DATA SHOWN Block Start

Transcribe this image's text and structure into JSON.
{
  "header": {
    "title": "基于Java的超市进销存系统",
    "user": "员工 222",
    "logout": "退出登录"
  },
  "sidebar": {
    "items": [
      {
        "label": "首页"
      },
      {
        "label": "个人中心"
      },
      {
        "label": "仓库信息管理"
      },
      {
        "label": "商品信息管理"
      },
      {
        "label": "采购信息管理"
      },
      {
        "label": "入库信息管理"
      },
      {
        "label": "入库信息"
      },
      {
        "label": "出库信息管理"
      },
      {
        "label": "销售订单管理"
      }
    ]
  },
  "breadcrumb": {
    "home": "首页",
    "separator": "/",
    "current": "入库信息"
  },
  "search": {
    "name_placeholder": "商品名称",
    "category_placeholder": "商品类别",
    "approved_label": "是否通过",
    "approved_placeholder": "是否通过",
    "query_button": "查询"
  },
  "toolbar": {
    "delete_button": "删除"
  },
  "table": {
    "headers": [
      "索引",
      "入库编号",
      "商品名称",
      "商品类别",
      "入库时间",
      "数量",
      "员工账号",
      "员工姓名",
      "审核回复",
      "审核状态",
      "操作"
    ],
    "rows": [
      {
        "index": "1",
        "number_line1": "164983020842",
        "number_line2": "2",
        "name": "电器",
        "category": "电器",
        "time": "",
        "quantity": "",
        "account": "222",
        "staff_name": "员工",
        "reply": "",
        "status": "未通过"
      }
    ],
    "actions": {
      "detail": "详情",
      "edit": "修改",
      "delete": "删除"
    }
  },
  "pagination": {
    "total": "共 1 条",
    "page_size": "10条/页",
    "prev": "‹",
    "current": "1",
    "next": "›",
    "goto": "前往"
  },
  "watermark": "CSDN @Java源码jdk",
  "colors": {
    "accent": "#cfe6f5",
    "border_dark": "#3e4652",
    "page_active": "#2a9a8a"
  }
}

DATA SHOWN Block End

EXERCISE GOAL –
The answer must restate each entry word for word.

TASK SOLUTION –
Transcribe this image's text and structure into JSON.
{
  "header": {
    "title": "基于Java的超市进销存系统",
    "user": "员工 222",
    "logout": "退出登录"
  },
  "sidebar": {
    "items": [
      {
        "label": "首页"
      },
      {
        "label": "个人中心"
      },
      {
        "label": "仓库信息管理"
      },
      {
        "label": "商品信息管理"
      },
      {
        "label": "采购信息管理"
      },
      {
        "label": "入库信息管理"
      },
      {
        "label": "入库信息"
      },
      {
        "label": "出库信息管理"
      },
      {
        "label": "销售订单管理"
      }
    ]
  },
  "breadcrumb": {
    "home": "首页",
    "separator": "/",
    "current": "入库信息"
  },
  "search": {
    "name_placeholder": "商品名称",
    "category_placeholder": "商品类别",
    "approved_label": "是否通过",
    "approved_placeholder": "是否通过",
    "query_button": "查询"
  },
  "toolbar": {
    "delete_button": "删除"
  },
  "table": {
    "headers": [
      "索引",
      "入库编号",
      "商品名称",
      "商品类别",
      "入库时间",
      "数量",
      "员工账号",
      "员工姓名",
      "审核回复",
      "审核状态",
      "操作"
    ],
    "rows": [
      {
        "index": "1",
        "number_line1": "164983020842",
        "number_line2": "2",
        "name": "电器",
        "category": "电器",
        "time": "",
        "quantity": "",
        "account": "222",
        "staff_name": "员工",
        "reply": "",
        "status": "未通过"
      }
    ],
    "actions": {
      "detail": "详情",
      "edit": "修改",
      "delete": "删除"
    }
  },
  "pagination": {
    "total": "共 1 条",
    "page_size": "10条/页",
    "prev": "‹",
    "current": "1",
    "next": "›",
    "goto": "前往"
  },
  "watermark": "CSDN @Java源码jdk",
  "colors": {
    "accent": "#cfe6f5",
    "border_dark": "#3e4652",
    "page_active": "#2a9a8a"
  }
}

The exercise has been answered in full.